What the task requires.
Look through the entries below. Say how many lines include "value", with nothing added.
[Materials provided — start]
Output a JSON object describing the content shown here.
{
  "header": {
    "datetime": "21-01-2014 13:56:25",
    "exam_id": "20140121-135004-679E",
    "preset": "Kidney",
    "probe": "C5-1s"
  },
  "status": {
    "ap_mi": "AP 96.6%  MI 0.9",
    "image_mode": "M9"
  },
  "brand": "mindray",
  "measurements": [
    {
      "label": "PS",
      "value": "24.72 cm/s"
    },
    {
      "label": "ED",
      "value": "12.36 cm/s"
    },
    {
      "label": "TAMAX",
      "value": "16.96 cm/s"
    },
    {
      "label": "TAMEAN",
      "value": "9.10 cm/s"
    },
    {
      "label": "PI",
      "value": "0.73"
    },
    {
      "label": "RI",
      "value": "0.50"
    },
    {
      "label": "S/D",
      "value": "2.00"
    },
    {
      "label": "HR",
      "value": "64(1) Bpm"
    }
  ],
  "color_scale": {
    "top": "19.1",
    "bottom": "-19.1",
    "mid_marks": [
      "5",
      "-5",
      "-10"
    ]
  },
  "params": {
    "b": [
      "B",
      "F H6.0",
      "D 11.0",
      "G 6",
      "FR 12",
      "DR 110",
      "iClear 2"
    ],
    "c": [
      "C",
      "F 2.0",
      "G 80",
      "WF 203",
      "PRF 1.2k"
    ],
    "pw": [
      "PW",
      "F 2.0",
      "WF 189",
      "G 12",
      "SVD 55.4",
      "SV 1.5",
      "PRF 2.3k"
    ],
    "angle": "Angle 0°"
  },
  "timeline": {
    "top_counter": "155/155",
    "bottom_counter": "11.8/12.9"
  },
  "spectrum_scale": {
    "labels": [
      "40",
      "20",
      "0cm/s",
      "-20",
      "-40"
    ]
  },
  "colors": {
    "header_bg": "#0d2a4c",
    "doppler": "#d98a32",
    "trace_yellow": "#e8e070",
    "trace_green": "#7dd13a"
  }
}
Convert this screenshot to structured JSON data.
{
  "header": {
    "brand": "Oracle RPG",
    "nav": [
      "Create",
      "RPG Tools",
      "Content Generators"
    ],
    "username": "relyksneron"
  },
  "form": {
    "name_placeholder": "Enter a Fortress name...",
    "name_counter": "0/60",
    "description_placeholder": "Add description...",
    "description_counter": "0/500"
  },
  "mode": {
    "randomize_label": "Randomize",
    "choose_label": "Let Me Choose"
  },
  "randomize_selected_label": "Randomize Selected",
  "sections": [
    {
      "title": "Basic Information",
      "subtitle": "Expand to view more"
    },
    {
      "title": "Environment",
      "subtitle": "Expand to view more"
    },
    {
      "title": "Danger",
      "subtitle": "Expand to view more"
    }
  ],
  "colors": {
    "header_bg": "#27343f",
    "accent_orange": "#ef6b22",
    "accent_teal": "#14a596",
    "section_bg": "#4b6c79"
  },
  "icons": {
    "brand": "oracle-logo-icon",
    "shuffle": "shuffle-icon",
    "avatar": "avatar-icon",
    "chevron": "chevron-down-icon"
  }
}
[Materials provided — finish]
Answer to the problem.
8